The flag of Oregon is a navy blue field with lettering and symbols in gold, representing the state colors of Oregon. On the obverse, the legend STATE OF OREGON is written above the escutcheon from the Oregon state seal. The shield is surrounded by 33 stars, representing Oregon's admission to the Union as the 33rd state. Below the shield is written 1859, the year in which Oregon became a state.
On the reverse of the flag is a depiction, also in gold, of a beaver, the state animal of Oregon. Oregon has the only U.S. state flag with differing symbolism on two sides.
For dress or parade usage, the flag may feature a gold fringe. For standard usage, no fringe is required. The ratio of the flag's width to length is 3:5.
The current flag design became official on February 26, 1925. Oregon's flag is the last remaining state flag in the U.S. in which the obverse and reverse sides have different designs. Paraguay is the only country that still has a two-sided flag. Two-sided flags were previously more common, but have fallen out of favor due to inherently higher manufacturing costs relative to single-design flags.
Proposals for a New Flag of Oregon
Shown below are various designs that have been proposed for a new flag of Oregon.
Proposals considered in The Oregonian poll, 2009
In December 2008–January 2009, Oregon newspaper The Oregonian held a contest to collect proposed new Oregon state flags. The ten finalists are shown below.
The beaver totem is on the reverse side of the current flag. On the new flag it is front and center, with the addition of the star in the “northwest” corner of the flag to represent the state’s position on the map of the United States. Blue and gold are the official state colors. Posted by Preston Knapp 
Proposal for a flag for Oregon. Give the beaver solid ground to stand on. By Qaz Dec 2019 (details)
Part of series of designs for state flags, all in blue and white. (Posted by Ken Morton)
Blue and yellow from current flag, at hoist to symbolize the Pacific coastline.
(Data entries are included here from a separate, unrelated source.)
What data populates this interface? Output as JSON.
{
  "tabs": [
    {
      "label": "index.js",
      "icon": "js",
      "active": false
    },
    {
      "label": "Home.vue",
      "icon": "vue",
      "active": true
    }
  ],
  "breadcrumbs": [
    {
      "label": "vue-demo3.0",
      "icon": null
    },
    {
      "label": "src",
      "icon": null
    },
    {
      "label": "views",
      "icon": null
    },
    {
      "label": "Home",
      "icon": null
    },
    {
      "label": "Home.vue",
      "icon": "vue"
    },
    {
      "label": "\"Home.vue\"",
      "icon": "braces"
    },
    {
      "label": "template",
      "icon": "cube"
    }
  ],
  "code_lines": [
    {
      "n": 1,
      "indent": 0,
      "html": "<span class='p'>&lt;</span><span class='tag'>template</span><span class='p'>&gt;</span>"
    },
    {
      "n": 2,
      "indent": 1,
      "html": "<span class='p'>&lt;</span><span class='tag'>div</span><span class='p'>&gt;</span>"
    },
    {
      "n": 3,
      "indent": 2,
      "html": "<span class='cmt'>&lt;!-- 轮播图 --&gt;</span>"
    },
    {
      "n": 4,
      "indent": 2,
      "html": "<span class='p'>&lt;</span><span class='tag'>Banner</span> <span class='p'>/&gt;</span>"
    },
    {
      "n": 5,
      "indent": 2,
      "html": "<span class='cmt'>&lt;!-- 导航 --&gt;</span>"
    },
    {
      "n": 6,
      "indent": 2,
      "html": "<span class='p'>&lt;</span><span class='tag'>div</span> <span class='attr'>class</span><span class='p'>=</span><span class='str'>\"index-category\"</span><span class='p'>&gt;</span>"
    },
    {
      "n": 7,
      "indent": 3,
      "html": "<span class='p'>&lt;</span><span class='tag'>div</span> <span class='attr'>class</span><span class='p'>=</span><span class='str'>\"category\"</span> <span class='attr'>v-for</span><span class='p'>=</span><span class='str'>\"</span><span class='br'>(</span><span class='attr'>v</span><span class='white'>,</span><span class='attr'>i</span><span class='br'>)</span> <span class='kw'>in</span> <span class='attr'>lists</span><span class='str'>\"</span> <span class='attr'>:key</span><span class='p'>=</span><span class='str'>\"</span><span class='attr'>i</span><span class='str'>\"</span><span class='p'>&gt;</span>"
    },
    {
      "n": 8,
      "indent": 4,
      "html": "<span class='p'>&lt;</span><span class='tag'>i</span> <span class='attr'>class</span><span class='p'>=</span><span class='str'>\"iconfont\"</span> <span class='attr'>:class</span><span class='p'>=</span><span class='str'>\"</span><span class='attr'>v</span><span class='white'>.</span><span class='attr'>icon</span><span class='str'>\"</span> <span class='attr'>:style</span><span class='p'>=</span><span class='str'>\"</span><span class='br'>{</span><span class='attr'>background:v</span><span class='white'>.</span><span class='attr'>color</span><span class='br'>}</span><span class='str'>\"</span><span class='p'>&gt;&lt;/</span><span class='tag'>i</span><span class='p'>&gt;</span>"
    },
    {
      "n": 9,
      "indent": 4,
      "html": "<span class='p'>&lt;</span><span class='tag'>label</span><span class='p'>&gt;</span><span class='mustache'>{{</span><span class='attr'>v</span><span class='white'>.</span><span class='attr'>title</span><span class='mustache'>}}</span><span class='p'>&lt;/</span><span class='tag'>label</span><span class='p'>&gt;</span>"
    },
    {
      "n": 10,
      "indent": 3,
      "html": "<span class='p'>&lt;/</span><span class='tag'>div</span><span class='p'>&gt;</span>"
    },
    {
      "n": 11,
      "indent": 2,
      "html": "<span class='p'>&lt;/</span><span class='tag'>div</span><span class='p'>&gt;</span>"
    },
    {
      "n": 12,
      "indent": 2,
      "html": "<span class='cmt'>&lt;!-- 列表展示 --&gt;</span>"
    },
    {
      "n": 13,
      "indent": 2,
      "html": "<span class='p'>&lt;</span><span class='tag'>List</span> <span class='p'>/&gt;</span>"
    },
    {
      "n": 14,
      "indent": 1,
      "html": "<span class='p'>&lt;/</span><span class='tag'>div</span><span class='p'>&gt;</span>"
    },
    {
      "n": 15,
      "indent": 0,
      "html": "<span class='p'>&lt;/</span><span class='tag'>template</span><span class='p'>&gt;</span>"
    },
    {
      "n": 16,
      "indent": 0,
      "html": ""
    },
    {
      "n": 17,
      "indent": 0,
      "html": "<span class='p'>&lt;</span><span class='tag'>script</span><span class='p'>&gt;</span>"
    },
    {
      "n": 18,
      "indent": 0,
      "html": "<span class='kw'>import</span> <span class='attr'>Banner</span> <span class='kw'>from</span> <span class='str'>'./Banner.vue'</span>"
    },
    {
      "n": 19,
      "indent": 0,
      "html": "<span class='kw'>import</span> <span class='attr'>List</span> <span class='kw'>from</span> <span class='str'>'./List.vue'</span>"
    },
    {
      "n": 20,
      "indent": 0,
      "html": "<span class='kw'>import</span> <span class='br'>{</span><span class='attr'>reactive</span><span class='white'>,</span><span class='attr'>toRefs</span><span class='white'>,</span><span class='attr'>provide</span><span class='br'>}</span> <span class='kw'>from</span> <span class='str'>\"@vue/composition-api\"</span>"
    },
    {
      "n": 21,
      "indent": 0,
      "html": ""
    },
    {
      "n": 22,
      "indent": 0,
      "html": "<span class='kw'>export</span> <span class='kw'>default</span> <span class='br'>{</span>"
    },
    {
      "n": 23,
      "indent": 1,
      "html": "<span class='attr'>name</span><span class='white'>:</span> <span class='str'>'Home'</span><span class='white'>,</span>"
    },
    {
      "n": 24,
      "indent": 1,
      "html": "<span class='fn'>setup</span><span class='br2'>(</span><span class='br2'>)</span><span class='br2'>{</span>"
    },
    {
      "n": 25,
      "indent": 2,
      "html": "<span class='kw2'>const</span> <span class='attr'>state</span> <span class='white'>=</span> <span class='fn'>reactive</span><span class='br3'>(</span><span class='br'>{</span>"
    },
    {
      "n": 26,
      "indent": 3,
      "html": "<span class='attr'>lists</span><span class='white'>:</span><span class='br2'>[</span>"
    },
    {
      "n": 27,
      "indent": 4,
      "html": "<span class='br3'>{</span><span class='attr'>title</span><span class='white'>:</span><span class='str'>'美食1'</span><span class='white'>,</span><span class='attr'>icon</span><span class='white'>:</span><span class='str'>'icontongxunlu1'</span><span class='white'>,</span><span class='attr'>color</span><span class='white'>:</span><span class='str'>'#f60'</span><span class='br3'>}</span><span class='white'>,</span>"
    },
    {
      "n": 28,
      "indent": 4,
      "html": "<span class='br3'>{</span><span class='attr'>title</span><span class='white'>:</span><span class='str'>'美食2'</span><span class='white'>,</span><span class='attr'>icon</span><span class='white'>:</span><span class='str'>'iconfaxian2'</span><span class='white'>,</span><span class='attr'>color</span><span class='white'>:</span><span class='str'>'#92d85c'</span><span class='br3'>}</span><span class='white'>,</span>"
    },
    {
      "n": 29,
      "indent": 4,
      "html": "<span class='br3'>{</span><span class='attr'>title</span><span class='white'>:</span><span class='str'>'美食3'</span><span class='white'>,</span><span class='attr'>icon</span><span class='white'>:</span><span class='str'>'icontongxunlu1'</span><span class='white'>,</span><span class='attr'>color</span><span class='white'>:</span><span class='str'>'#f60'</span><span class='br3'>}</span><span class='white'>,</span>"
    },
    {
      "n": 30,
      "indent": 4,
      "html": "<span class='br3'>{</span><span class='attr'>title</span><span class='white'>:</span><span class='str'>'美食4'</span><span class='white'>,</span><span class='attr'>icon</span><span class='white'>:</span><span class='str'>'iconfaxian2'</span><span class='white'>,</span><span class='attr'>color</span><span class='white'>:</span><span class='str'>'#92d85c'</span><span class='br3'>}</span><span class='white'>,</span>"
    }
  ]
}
Beaver from current flag on a field of green to symbolize state's forests.
As previous, but with white stripe added to represent Mt Hood and the state's snow-covered peaks.